(Task) Only lines containing "frame" belong in the answer, each copied from the entries below.

--- START ---

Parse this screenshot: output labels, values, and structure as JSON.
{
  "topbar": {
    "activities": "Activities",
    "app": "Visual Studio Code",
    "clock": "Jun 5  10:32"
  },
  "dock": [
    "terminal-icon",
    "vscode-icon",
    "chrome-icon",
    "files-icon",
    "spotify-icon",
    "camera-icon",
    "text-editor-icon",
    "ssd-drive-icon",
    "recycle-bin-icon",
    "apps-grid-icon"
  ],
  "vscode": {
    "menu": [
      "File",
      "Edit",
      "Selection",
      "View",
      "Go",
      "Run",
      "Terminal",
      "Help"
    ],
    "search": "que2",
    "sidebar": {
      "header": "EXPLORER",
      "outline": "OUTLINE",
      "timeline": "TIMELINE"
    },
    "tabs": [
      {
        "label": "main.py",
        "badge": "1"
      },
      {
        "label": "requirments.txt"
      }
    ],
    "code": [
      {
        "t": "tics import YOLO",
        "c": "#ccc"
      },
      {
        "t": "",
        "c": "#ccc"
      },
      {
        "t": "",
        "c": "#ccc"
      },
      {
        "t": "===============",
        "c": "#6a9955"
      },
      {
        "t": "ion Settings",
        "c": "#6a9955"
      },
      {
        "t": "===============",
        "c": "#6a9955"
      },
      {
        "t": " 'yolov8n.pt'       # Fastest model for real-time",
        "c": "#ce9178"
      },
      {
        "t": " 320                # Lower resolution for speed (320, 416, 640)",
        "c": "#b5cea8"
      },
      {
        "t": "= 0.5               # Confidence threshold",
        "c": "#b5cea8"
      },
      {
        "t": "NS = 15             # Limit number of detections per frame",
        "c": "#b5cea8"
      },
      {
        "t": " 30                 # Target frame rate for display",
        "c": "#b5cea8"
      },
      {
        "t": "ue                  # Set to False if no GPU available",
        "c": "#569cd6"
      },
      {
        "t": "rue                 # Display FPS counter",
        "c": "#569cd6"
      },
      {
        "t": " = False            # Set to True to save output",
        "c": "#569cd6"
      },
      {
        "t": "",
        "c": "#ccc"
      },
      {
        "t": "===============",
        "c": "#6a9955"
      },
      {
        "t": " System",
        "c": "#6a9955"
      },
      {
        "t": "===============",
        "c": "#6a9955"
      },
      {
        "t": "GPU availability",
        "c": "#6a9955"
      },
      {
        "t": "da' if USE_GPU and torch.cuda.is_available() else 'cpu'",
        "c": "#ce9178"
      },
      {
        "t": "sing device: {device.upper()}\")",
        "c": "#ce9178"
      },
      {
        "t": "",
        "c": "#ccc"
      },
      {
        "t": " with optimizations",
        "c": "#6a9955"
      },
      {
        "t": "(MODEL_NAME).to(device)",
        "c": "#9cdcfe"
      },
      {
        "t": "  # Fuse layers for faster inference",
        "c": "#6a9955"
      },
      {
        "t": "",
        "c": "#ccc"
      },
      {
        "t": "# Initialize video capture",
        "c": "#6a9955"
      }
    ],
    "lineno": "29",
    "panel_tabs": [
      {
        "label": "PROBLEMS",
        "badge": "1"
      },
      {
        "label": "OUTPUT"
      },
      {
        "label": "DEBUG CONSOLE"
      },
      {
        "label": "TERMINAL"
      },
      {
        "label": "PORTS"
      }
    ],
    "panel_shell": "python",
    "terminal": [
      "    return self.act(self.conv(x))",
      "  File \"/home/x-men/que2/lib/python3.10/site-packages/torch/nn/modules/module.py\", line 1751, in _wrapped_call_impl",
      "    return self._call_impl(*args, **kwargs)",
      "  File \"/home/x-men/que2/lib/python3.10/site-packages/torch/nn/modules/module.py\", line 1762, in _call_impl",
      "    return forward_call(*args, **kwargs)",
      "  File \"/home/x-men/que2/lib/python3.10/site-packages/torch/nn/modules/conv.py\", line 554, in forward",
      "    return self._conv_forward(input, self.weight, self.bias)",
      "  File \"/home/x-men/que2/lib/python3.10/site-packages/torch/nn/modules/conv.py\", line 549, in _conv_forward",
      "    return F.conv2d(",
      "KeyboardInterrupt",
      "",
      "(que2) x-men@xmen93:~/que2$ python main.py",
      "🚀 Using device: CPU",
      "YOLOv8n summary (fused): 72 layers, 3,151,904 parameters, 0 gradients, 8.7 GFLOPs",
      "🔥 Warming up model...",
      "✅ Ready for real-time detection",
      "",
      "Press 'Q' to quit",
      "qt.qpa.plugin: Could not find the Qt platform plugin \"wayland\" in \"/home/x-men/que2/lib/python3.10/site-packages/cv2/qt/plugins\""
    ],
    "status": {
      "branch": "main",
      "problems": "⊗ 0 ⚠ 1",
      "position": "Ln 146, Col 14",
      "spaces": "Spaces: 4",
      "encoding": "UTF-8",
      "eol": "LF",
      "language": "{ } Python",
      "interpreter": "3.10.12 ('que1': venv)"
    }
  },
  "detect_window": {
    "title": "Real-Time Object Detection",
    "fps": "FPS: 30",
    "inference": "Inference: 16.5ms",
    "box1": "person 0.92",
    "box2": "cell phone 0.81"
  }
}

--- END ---

(Task result)
        "t": "NS = 15             # Limit number of detections per frame",
        "t": " 30                 # Target frame rate for display",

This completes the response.